Here's a list of the basic differences between using the Sunflower Model for an internet based genealogy group and a traditional genealogical society:



Online Gene Group:
  • Primary way to meet with others is: Online, via chat sessions or Skypecasts.
  • Primary way to distribute educational material is: Blog journal and wiki, updated 24/7
  • Primary way for members to get advice/help: Message boards, chat sessions, and Skypecasts.
  • Dues: None, group is self supporting through ads (May elect to receive journal and newsletter in printed form for a small fee. This would be on-demand printing of a PDF so the cost would be less that commercially published journals).
  • Member accessiblility/input: Unlimited for most features.
  • Access to group's "library" of information: Available online 24/7, searchable.
  • Structure of the group: Flexible, spontaneous, input/contributions spread out among more people.
Traditional Gen Society:
  • Primary way to meet with others is: Face to face at scheduled meetings.
  • Primary way to distribute educational material is: Monthly meetings, and in printed monthly/quarterly journals.
  • Primary way for members to get advice/help: Monthly meetings in local area.
  • Dues: Traditionally $15-$35 yr, depends on the society. Usually includes printed journal.
  • Member accessiblility/input: Local monthy meetings, journal articles accepted by editor, or newsletter items.
  • Access to group's "library" of information: Available to members who live in the local area, not searchable.
  • Structure of the group: More control by executives, and editors.

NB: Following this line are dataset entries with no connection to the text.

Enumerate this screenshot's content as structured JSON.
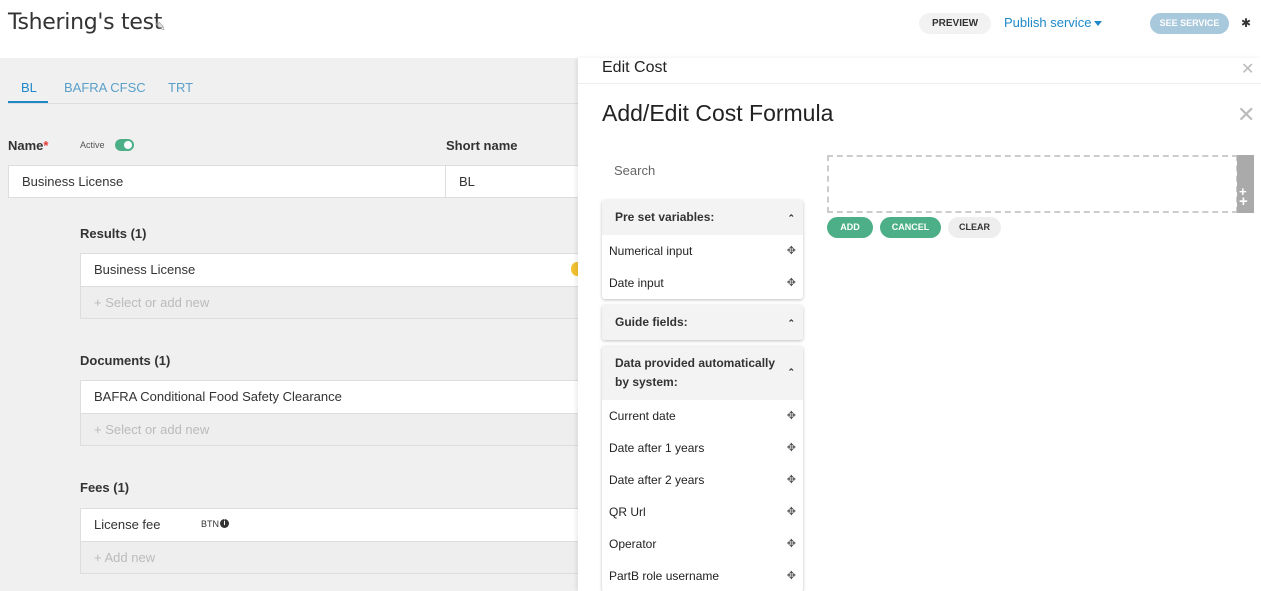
{
  "header": {
    "title": "Tshering's test",
    "preview": "PREVIEW",
    "publish": "Publish service",
    "see_service": "SEE SERVICE",
    "pencil_icon": "✎",
    "gear_icon": "✱"
  },
  "tabs": [
    "BL",
    "BAFRA CFSC",
    "TRT"
  ],
  "form": {
    "name_label": "Name",
    "required": "*",
    "active_label": "Active",
    "name_value": "Business License",
    "short_name_label": "Short name",
    "short_name_value": "BL"
  },
  "results": {
    "label": "Results (1)",
    "item": "Business License",
    "add": "+ Select or add new"
  },
  "documents": {
    "label": "Documents (1)",
    "item": "BAFRA Conditional Food Safety Clearance",
    "add": "+ Select or add new"
  },
  "fees": {
    "label": "Fees (1)",
    "item": "License fee",
    "currency": "BTN",
    "info": "i",
    "add": "+ Add new"
  },
  "panel": {
    "edit_cost": "Edit Cost",
    "formula_title": "Add/Edit Cost Formula",
    "close": "✕",
    "search_placeholder": "Search",
    "preset": {
      "title": "Pre set variables:",
      "items": [
        "Numerical input",
        "Date input"
      ]
    },
    "guide": {
      "title": "Guide fields:"
    },
    "system": {
      "title": "Data provided automatically by system:",
      "items": [
        "Current date",
        "Date after 1 years",
        "Date after 2 years",
        "QR Url",
        "Operator",
        "PartB role username"
      ]
    },
    "caret": "⌃",
    "move_icon": "✥",
    "add": "ADD",
    "cancel": "CANCEL",
    "clear": "CLEAR",
    "plus": "+"
  }
}
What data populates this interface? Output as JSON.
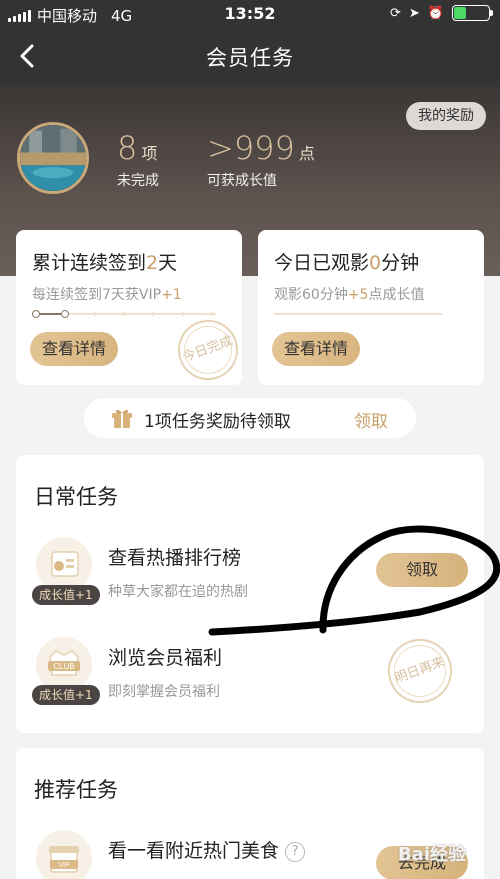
{
  "status_bar": {
    "carrier": "中国移动",
    "network": "4G",
    "time": "13:52",
    "battery_level": 0.35,
    "battery_color": "#4cd964"
  },
  "nav": {
    "back_icon": "chevron-left-icon",
    "title": "会员任务"
  },
  "header": {
    "reward_button": "我的奖励",
    "incomplete_count": "8",
    "incomplete_unit": "项",
    "incomplete_label": "未完成",
    "growth_value": ">999",
    "growth_unit": "点",
    "growth_label": "可获成长值"
  },
  "checkin_card": {
    "title_prefix": "累计连续签到",
    "days": "2",
    "title_suffix": "天",
    "sub_prefix": "每连续签到7天获VIP",
    "sub_bonus": "+1",
    "progress_done": 2,
    "progress_total": 7,
    "button": "查看详情",
    "stamp": "今日完成"
  },
  "watch_card": {
    "title_prefix": "今日已观影",
    "minutes": "0",
    "title_suffix": "分钟",
    "sub_prefix": "观影60分钟",
    "sub_bonus": "+5",
    "sub_suffix": "点成长值",
    "progress": 0,
    "button": "查看详情"
  },
  "pending": {
    "icon": "gift-box-icon",
    "text": "1项任务奖励待领取",
    "claim": "领取"
  },
  "daily": {
    "title": "日常任务",
    "tasks": [
      {
        "name": "查看热播排行榜",
        "desc": "种草大家都在追的热剧",
        "badge": "成长值+1",
        "action": "领取",
        "icon": "ranking-list-icon"
      },
      {
        "name": "浏览会员福利",
        "desc": "即刻掌握会员福利",
        "badge": "成长值+1",
        "stamp": "明日再来",
        "icon": "club-badge-icon"
      }
    ]
  },
  "recommend": {
    "title": "推荐任务",
    "tasks": [
      {
        "name": "看一看附近热门美食",
        "action": "去完成",
        "icon": "vip-gift-icon",
        "help_icon": "question-mark-icon",
        "help_glyph": "?"
      }
    ]
  },
  "colors": {
    "accent_gold": "#c9a06a",
    "button_gold": "#e2c494",
    "dark_header": "#333333"
  },
  "watermark": "Bai经验"
}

With an online based group all members contribute content at will. So you lose the need for an editor and editorial staff and most of the responsibilities of the web master as well. You would need to add a tech consultant and several monitors. There's less program planning for face to face meetings but more coordination required for scheduled chat sessions or Skypecasts.

I think that about sums it up for the Sunflower Model. I'm curious about your thoughts. Comments?


Next we'll look at picking a new name for our newly redesigned group.

1 comment:

  1. I apologize for the technical difficulties. Those of you viewing this blog in Internet Explorer will be looking at very bad alignment. I've tried all the tricks that Blogger folks have recommended to no avail. I'll have to work on getting a different template for my blog but I don't have time for that right now.

    The good news is that the blog views just fine in Firefox. If you'd like to get the Firefox browser there's a link box in the left column of my blog.

    ReplyDelete